The EUIPO has stripped Banksy of his trademark in his works Radar Rat, Umbrella Girl, and Monkey Sign. This followed the series of rejections faced by Banksy for IP protection over her works. A greeting card company called Full Colour Black Limited had applied for the cancellation on the basis of lack of distinctiveness. Banksy had previously opened a shop and provided a statement to the media that he had to indulge in these activities to merely meet the trademark protection requirements. He also had a history of showing disrespect and disregard to IP laws. The EUIPO, hence, held that Banksy and his legal representatives had acted in bad faith. This bad faith was proved by the words of Banksy himself as there was no real intention to use the mark for reasons other than obtaining trademark protection. Another persistent factor is that Banksy continues to remain anonymous and refuses to reveal his identity to the registering authorities, hence it becomes hard to determine absolute ownership.
5. Miley Cyrus emerged victorious in the CJEU
Miley Cyrus, the international pop artist had applied for trademark protection over her name “MILEY CYRUS” in European Intellectual Property Office. Miley’s company applied for registration of the mark under various classifications, including the sale of mobile phone accessories, music records, etc. It was met with an opposition by an English company called Cyrus Trademarks Ltd. on the grounds of likelihood of confusion. The European Intellectual Property Office rejected the singer’s application and accepted the opposition. The case went in appeal to the Court of Justice of the European Union, where it was held that there is no likelihood of confusion between the two marks as the singer has a big reputation internationally.
6. T-Series requests for a takedown due to copyright infringement against Bolo Indya
T-Series, a production house has lodged a takedown request against Bolo Indya, an Indian social media app on the Google Play store. They claim that the app has infringed their copyrights in certain musical works. In September 2020, T-Series had sent a notice regarding the said infringement to Bolo Indya and other social media apps such as MX Taka Tak, Mitron, etc. Bolo Indya claims that efforts were made to acquire licenses from T-Series, but all attempts were ignored. T-Series claimed that the damages amounted to approximately Rs.3.5 crores, while Bolo Indya claims huge loss in business as Google removed their app from the play store behest T-Series’ request.
7. Sony Pictures Network India secures a dynamic injunction to protect its exclusive media rights.

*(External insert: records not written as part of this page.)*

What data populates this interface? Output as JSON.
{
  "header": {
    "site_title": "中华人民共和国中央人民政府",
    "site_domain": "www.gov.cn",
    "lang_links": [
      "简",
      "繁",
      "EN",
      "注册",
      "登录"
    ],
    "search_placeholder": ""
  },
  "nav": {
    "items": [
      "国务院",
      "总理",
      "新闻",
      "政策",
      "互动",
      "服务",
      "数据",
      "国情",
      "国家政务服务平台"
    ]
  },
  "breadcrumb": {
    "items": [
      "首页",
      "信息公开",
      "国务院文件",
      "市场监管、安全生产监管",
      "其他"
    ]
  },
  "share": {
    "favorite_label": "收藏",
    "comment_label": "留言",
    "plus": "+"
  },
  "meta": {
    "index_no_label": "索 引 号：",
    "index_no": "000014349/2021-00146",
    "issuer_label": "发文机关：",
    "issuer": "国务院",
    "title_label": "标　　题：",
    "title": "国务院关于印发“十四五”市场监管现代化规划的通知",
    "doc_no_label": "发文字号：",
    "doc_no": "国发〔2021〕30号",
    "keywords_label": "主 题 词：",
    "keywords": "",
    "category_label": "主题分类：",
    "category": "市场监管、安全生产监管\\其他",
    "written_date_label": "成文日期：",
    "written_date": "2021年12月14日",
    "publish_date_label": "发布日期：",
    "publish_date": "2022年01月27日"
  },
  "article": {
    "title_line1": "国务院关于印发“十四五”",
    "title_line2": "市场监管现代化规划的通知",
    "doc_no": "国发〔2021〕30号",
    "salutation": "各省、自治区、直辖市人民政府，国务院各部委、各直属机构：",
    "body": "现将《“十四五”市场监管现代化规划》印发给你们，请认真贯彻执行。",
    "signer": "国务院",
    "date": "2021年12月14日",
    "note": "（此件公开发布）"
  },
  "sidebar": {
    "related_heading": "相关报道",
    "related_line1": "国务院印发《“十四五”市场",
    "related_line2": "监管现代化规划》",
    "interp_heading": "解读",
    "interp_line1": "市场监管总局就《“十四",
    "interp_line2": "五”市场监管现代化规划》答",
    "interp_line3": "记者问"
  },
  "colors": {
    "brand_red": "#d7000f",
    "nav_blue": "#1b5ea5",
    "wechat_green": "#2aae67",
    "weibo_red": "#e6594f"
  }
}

Sony Pictures had acquired exclusive media rights over the streaming of the Sri Lanka international series that will take place in July 2021 and the India – England international series that is scheduled to take place in August and September 2021. The company approached the Delhi High Court to seek a dynamic injunction against any third-party website that will infringe their exclusive rights when the stream goes live. The dynamic injunction was granted against Ashok Kumar (India equivalent of John Doe), whereby Sony will identify the defendants as and when an infringement occurs. Along with the injunction, the Delhi High Court also appointed two Local Commissioners to monitor possible infringement by rouge third-party websites.
8. Tussle over ‘KSRTC’ mark between Kerala and Karnataka comes to an end
‘KSRTC’ was previously known as both Kerala State Road Transport Authority and Karnataka State Road Transport Authority. This abbreviation was used by both states to depict their state’s road transport services. The tussle arose officially when Karnataka made an effort to register its mark 7 years ago. Both the states have fought to retain sole ownership over the mark. The Central Trademark Registry announced its decision in June holding that Kerala has the right to use the mark KSRTC since they were the first to use the mark, though this right was held to not be exclusive to Kerala. Karnataka authorities have stated that they will take further steps once they receive the official order from the Central Trademark Registry.